The fourth problem I have had to deal with this morning is more in the nature of a small child. Someone thought it would be fun to pick the growing almonds off my almond tree and throw them around the garden. I have lost several of what was a fairly prolific second crop. Last year the poor thing grew 3 almonds that never reached maturity. This year I was overjoyed and a little dismayed to realise it has like 20-30 fruit growing nicely, and all of good size too. Sadly I now have around 10 less! My dismay at the fruit is due to the fact I had assumed it was not self pollinating or able to fruit and had decided not to repot it in winter to take to Ballan. Now I have missed the chance until probably May next year, by which stage we shall probably have tenants in the house. I’m not sure yet if I will be able to take it with us, which I would dearly love to. If I can, both the almond and the apple (of unknown cultivar) will come with us. Ah for opportunities lost.
My 34th birthday has thankfully come and gone with little fuss again this year (I absolutely despise my birthday). I received a wonderful gift from my family though – a selection of gardening magaines. And it is one of these that I wish to share as I have found it informative and helpful for beginner gardeners like myself. The magazine is Good Organic Gardening and it came with an extra included called The Organic Backyard. It is, as it says, “Your complete guide to growing vegetables and herbs”. I was able to sit down, with the crop rotation information chart I found on page 26, as well as the vegies A-Z (pages 31-78) and plan out what I was planting where and with what I would plant it. Excitement much?
Other news to report is that our planted carrot tops appear t be setting seed! STOKED!, my corn and pumpkin seeds are doing well, my watermelon seeds didn’t appreciate being transferred into their newspaper pots so I am hoping they recover before I plant them out in a couple of weeks, zucchinis, more tomatoes (I’m hoping for a glut for canning and bottling), more sunflowers (great for the chooks to eat and hopefully we can have some for us too), tomato seedlings are all doing well in their newspaper pots although they all need a little more sunlight than they get so I have a new tray on a chair that gets moved to the sunlight patches system that seems to be helping.
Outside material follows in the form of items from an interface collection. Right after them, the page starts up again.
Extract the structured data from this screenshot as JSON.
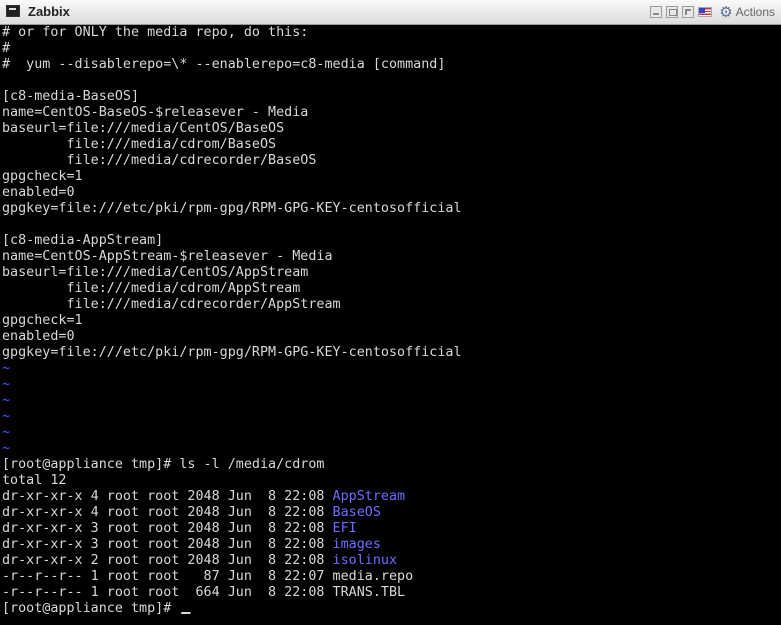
{
  "window": {
    "title": "Zabbix",
    "actions_label": "Actions",
    "icons": [
      "app-icon",
      "minimize-icon",
      "restore-icon",
      "fullscreen-icon",
      "keyboard-layout-flag-icon",
      "gear-icon"
    ]
  },
  "terminal": {
    "lines": [
      "# or for ONLY the media repo, do this:",
      "#",
      "#  yum --disablerepo=\\* --enablerepo=c8-media [command]",
      "",
      "[c8-media-BaseOS]",
      "name=CentOS-BaseOS-$releasever - Media",
      "baseurl=file:///media/CentOS/BaseOS",
      "        file:///media/cdrom/BaseOS",
      "        file:///media/cdrecorder/BaseOS",
      "gpgcheck=1",
      "enabled=0",
      "gpgkey=file:///etc/pki/rpm-gpg/RPM-GPG-KEY-centosofficial",
      "",
      "[c8-media-AppStream]",
      "name=CentOS-AppStream-$releasever - Media",
      "baseurl=file:///media/CentOS/AppStream",
      "        file:///media/cdrom/AppStream",
      "        file:///media/cdrecorder/AppStream",
      "gpgcheck=1",
      "enabled=0",
      "gpgkey=file:///etc/pki/rpm-gpg/RPM-GPG-KEY-centosofficial",
      "~",
      "~",
      "~",
      "~",
      "~",
      "~",
      "[root@appliance tmp]# ls -l /media/cdrom",
      "total 12"
    ],
    "listing": [
      {
        "meta": "dr-xr-xr-x 4 root root 2048 Jun  8 22:08 ",
        "name": "AppStream"
      },
      {
        "meta": "dr-xr-xr-x 4 root root 2048 Jun  8 22:08 ",
        "name": "BaseOS"
      },
      {
        "meta": "dr-xr-xr-x 3 root root 2048 Jun  8 22:08 ",
        "name": "EFI"
      },
      {
        "meta": "dr-xr-xr-x 3 root root 2048 Jun  8 22:08 ",
        "name": "images"
      },
      {
        "meta": "dr-xr-xr-x 2 root root 2048 Jun  8 22:08 ",
        "name": "isolinux"
      },
      {
        "meta": "-r--r--r-- 1 root root   87 Jun  8 22:07 ",
        "name": "media.repo"
      },
      {
        "meta": "-r--r--r-- 1 root root  664 Jun  8 22:08 ",
        "name": "TRANS.TBL"
      }
    ],
    "prompt": "[root@appliance tmp]# ",
    "colors": {
      "background": "#000000",
      "text": "#d8d8d8",
      "directory": "#6f6cff",
      "tilde": "#4a58ff"
    }
  }
}
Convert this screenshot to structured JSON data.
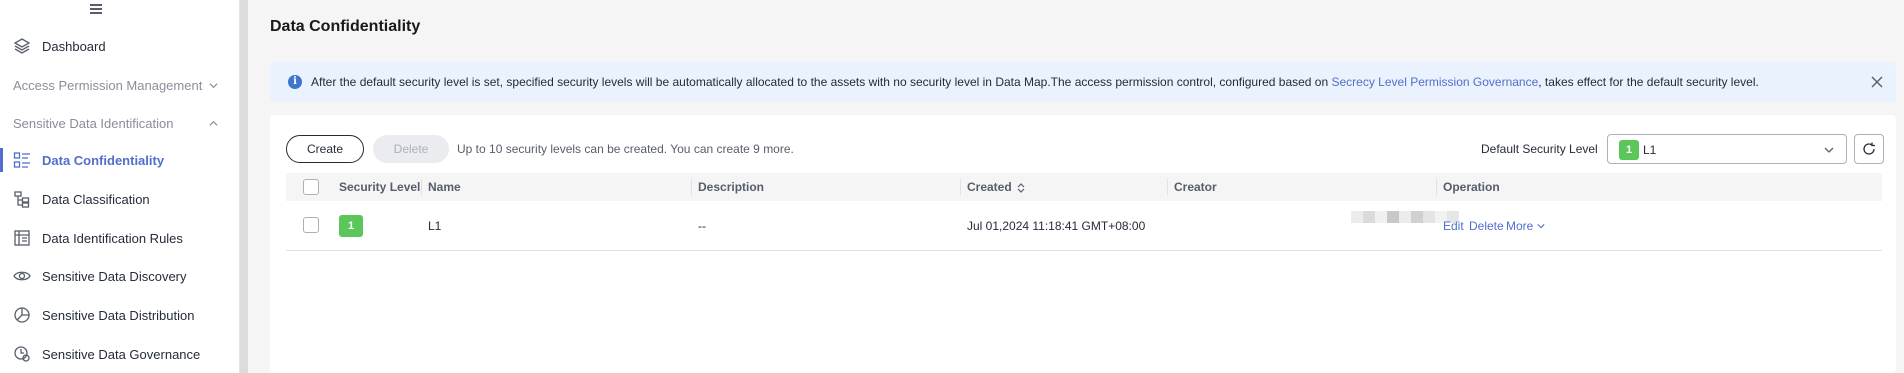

My mandarin is also in full bloom so hoping for a prolific first crop.
Other than that I am watching Jasper chasing butterflies, Allegra is swinging and Orik sleeping. The sun is shining and it’s a lovely day.